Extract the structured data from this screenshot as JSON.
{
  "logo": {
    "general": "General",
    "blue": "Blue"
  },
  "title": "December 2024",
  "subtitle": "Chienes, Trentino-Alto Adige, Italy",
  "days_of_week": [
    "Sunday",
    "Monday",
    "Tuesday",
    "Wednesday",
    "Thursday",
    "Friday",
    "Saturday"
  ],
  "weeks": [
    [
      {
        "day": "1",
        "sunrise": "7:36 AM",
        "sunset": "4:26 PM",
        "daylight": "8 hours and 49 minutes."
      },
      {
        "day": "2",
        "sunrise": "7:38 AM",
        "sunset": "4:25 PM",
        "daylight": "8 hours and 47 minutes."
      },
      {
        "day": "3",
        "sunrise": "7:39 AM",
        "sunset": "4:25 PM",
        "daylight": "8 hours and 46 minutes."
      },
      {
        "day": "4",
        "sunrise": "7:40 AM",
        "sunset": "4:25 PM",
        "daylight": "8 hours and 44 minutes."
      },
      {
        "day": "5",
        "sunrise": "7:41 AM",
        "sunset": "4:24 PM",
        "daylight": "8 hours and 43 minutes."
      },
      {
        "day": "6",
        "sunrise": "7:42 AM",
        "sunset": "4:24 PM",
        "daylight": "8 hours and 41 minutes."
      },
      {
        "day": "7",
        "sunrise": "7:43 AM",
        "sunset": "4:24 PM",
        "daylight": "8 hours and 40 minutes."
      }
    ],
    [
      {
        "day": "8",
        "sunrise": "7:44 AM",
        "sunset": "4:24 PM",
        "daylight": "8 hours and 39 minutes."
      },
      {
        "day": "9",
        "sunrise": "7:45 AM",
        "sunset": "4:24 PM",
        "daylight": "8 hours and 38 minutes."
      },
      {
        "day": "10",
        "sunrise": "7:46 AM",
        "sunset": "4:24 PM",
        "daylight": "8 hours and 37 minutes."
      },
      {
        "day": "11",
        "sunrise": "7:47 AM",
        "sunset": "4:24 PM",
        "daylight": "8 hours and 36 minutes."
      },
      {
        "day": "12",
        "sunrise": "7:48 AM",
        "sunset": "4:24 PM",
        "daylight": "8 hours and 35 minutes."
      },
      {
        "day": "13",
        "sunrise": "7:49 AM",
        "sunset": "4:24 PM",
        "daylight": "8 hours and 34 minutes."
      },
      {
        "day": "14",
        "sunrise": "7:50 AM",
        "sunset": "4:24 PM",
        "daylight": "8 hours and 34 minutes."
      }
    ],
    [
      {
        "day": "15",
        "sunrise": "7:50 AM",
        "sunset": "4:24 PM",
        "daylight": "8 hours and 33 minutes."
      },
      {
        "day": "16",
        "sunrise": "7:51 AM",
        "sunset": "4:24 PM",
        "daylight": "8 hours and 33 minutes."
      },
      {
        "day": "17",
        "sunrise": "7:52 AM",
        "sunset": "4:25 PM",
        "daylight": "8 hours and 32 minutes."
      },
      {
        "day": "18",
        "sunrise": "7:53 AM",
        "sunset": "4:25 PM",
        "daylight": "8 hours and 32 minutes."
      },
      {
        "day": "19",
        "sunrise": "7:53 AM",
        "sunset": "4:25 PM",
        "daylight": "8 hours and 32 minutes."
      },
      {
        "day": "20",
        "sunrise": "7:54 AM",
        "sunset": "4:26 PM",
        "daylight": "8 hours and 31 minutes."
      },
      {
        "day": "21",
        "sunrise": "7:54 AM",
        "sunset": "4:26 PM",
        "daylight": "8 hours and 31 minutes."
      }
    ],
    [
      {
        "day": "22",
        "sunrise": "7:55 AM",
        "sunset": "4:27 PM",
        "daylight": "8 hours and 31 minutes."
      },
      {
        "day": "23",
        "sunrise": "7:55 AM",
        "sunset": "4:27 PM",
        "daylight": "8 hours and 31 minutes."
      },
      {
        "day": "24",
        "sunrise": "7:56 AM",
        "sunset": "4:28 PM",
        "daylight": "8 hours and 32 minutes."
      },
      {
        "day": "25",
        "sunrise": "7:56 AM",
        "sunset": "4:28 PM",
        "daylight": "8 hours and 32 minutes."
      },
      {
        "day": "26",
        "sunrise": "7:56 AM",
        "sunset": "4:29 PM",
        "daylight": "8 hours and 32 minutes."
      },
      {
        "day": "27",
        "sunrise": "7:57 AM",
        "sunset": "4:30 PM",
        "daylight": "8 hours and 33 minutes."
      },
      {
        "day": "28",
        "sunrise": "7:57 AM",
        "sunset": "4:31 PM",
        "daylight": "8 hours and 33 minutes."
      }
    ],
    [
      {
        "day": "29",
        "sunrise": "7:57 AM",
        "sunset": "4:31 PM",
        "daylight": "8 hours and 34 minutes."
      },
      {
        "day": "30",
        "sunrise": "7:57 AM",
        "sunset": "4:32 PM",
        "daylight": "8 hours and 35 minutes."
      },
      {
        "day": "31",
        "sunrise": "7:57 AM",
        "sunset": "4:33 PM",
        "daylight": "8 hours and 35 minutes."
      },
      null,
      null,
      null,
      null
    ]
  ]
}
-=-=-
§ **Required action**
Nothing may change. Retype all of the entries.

§ **Answer**
Extract the structured data from this screenshot as JSON.
{
  "logo": {
    "general": "General",
    "blue": "Blue"
  },
  "title": "December 2024",
  "subtitle": "Chienes, Trentino-Alto Adige, Italy",
  "days_of_week": [
    "Sunday",
    "Monday",
    "Tuesday",
    "Wednesday",
    "Thursday",
    "Friday",
    "Saturday"
  ],
  "weeks": [
    [
      {
        "day": "1",
        "sunrise": "7:36 AM",
        "sunset": "4:26 PM",
        "daylight": "8 hours and 49 minutes."
      },
      {
        "day": "2",
        "sunrise": "7:38 AM",
        "sunset": "4:25 PM",
        "daylight": "8 hours and 47 minutes."
      },
      {
        "day": "3",
        "sunrise": "7:39 AM",
        "sunset": "4:25 PM",
        "daylight": "8 hours and 46 minutes."
      },
      {
        "day": "4",
        "sunrise": "7:40 AM",
        "sunset": "4:25 PM",
        "daylight": "8 hours and 44 minutes."
      },
      {
        "day": "5",
        "sunrise": "7:41 AM",
        "sunset": "4:24 PM",
        "daylight": "8 hours and 43 minutes."
      },
      {
        "day": "6",
        "sunrise": "7:42 AM",
        "sunset": "4:24 PM",
        "daylight": "8 hours and 41 minutes."
      },
      {
        "day": "7",
        "sunrise": "7:43 AM",
        "sunset": "4:24 PM",
        "daylight": "8 hours and 40 minutes."
      }
    ],
    [
      {
        "day": "8",
        "sunrise": "7:44 AM",
        "sunset": "4:24 PM",
        "daylight": "8 hours and 39 minutes."
      },
      {
        "day": "9",
        "sunrise": "7:45 AM",
        "sunset": "4:24 PM",
        "daylight": "8 hours and 38 minutes."
      },
      {
        "day": "10",
        "sunrise": "7:46 AM",
        "sunset": "4:24 PM",
        "daylight": "8 hours and 37 minutes."
      },
      {
        "day": "11",
        "sunrise": "7:47 AM",
        "sunset": "4:24 PM",
        "daylight": "8 hours and 36 minutes."
      },
      {
        "day": "12",
        "sunrise": "7:48 AM",
        "sunset": "4:24 PM",
        "daylight": "8 hours and 35 minutes."
      },
      {
        "day": "13",
        "sunrise": "7:49 AM",
        "sunset": "4:24 PM",
        "daylight": "8 hours and 34 minutes."
      },
      {
        "day": "14",
        "sunrise": "7:50 AM",
        "sunset": "4:24 PM",
        "daylight": "8 hours and 34 minutes."
      }
    ],
    [
      {
        "day": "15",
        "sunrise": "7:50 AM",
        "sunset": "4:24 PM",
        "daylight": "8 hours and 33 minutes."
      },
      {
        "day": "16",
        "sunrise": "7:51 AM",
        "sunset": "4:24 PM",
        "daylight": "8 hours and 33 minutes."
      },
      {
        "day": "17",
        "sunrise": "7:52 AM",
        "sunset": "4:25 PM",
        "daylight": "8 hours and 32 minutes."
      },
      {
        "day": "18",
        "sunrise": "7:53 AM",
        "sunset": "4:25 PM",
        "daylight": "8 hours and 32 minutes."
      },
      {
        "day": "19",
        "sunrise": "7:53 AM",
        "sunset": "4:25 PM",
        "daylight": "8 hours and 32 minutes."
      },
      {
        "day": "20",
        "sunrise": "7:54 AM",
        "sunset": "4:26 PM",
        "daylight": "8 hours and 31 minutes."
      },
      {
        "day": "21",
        "sunrise": "7:54 AM",
        "sunset": "4:26 PM",
        "daylight": "8 hours and 31 minutes."
      }
    ],
    [
      {
        "day": "22",
        "sunrise": "7:55 AM",
        "sunset": "4:27 PM",
        "daylight": "8 hours and 31 minutes."
      },
      {
        "day": "23",
        "sunrise": "7:55 AM",
        "sunset": "4:27 PM",
        "daylight": "8 hours and 31 minutes."
      },
      {
        "day": "24",
        "sunrise": "7:56 AM",
        "sunset": "4:28 PM",
        "daylight": "8 hours and 32 minutes."
      },
      {
        "day": "25",
        "sunrise": "7:56 AM",
        "sunset": "4:28 PM",
        "daylight": "8 hours and 32 minutes."
      },
      {
        "day": "26",
        "sunrise": "7:56 AM",
        "sunset": "4:29 PM",
        "daylight": "8 hours and 32 minutes."
      },
      {
        "day": "27",
        "sunrise": "7:57 AM",
        "sunset": "4:30 PM",
        "daylight": "8 hours and 33 minutes."
      },
      {
        "day": "28",
        "sunrise": "7:57 AM",
        "sunset": "4:31 PM",
        "daylight": "8 hours and 33 minutes."
      }
    ],
    [
      {
        "day": "29",
        "sunrise": "7:57 AM",
        "sunset": "4:31 PM",
        "daylight": "8 hours and 34 minutes."
      },
      {
        "day": "30",
        "sunrise": "7:57 AM",
        "sunset": "4:32 PM",
        "daylight": "8 hours and 35 minutes."
      },
      {
        "day": "31",
        "sunrise": "7:57 AM",
        "sunset": "4:33 PM",
        "daylight": "8 hours and 35 minutes."
      },
      null,
      null,
      null,
      null
    ]
  ]
}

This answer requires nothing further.